As used in this part 8, unless the context otherwise requires:
(1) Domestic violence means an act or threatened act of violence upon a person with whom the actor is or has been involved in an intimate relationship. Domestic violence also includes any other crime against a person, or against property, including an animal, or any municipal ordinance violation against a person, or against property, including an animal, when used as a method of coercion, control, punishment, intimidation, or revenge directed against a person with whom the actor is or has been involved in an intimate relationship.
(2) Intimate relationship means a relationship between spouses, former spouses, past or present unmarried couples, or persons who are both the parents of the same child regardless of whether the persons have been married or have lived together at any time.
Source: L. 89: Entire section added, p. 909, 1, effective April 4. L. 94: (1) amended, p. 2020, 1, effective June 3; entire section amended, p. 2025, 1, effective July 1. L. 95: IP and (1) amended, p. 566, 1, effective July 1. L. 2007: (1) amended, p. 726, 7, effective July 1.
Editors note: Subsection (1) was amended in Senate Bill 94-51. Those amendments were superseded by the amendment of the entire section in House Bill 94-1253.
Law reviews. For article, Injunctive Remedies for Interpersonal Violence, see 18 Colo. Law. 1743 (1989). For article, 1994 Legislature Strengthens Domestic Violence Protective Orders, see 23 Colo. Law. 2327 (1994).
Evidence of a sexual relationship is not necessary to establish the existence of an intimate relationship. People v. Disher, 224 P.3d 254 (Colo. 2010).
A sexual relationship may be an indicator, but never a necessary condition, of an intimate relationship for purposes of the Colorado domestic violence statute. The relationship must be more than that of a roommate, friend, or acquaintance, and there must be a romantic attachment or shared parental status between the parties. People v. Disher, 224 P.3d 254 (Colo. 2010).
When determining whether a relationship is an intimate relationship, a court may take into account the following three factors: (1) The length of time the relationship has existed or did exist; (2) the nature or type of the relationship; and (3) the frequency of interaction between the parties. People v. Disher, 224 P.3d 254 (Colo. 2010).
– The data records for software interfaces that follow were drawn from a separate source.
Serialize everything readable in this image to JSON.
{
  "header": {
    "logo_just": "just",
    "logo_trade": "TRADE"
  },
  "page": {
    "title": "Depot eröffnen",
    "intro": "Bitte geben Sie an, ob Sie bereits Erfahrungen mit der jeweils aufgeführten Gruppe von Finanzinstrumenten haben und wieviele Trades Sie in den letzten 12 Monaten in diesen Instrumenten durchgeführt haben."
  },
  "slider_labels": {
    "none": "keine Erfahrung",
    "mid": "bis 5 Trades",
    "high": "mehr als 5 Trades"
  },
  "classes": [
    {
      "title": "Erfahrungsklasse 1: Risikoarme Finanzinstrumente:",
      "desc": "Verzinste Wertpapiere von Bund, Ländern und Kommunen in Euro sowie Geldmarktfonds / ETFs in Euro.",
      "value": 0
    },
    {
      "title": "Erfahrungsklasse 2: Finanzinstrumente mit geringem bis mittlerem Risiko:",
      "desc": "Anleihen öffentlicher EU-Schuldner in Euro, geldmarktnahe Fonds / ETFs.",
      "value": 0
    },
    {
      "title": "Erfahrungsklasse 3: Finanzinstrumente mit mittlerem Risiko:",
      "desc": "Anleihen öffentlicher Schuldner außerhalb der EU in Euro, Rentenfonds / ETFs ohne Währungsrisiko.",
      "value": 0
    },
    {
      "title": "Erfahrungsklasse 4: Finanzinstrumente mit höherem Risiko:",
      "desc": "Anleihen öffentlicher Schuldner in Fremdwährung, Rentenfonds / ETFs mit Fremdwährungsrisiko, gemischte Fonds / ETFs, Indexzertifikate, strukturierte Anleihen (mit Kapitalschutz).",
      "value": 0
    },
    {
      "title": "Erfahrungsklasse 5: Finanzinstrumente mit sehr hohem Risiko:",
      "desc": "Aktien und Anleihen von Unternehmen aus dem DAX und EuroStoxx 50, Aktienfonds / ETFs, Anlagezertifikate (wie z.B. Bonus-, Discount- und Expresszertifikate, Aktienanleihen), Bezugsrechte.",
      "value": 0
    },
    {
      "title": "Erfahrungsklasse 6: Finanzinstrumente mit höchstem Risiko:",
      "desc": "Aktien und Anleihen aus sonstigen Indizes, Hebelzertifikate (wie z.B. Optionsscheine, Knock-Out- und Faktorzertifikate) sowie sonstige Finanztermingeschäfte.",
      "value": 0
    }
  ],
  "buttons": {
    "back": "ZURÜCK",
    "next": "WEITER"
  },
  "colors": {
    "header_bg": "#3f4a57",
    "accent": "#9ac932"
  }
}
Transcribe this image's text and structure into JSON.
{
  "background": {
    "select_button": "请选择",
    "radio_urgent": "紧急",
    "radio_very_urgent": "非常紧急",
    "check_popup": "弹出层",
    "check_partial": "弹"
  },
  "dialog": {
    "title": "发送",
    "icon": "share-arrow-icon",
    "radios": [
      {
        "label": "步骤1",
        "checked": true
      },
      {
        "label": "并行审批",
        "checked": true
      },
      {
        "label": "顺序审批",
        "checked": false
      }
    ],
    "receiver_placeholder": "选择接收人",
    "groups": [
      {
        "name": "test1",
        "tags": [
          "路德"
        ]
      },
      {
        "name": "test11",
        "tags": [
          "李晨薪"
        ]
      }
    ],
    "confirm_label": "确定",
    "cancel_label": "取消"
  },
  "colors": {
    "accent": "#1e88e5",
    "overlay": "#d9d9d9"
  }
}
The existence of a dating relationship indicates the kind of romantic attachment required by the statute. Whether that dating relationship was sexual in nature should not have been the determining factor. People v. Disher, 224 P.3d 254 (Colo. 2010).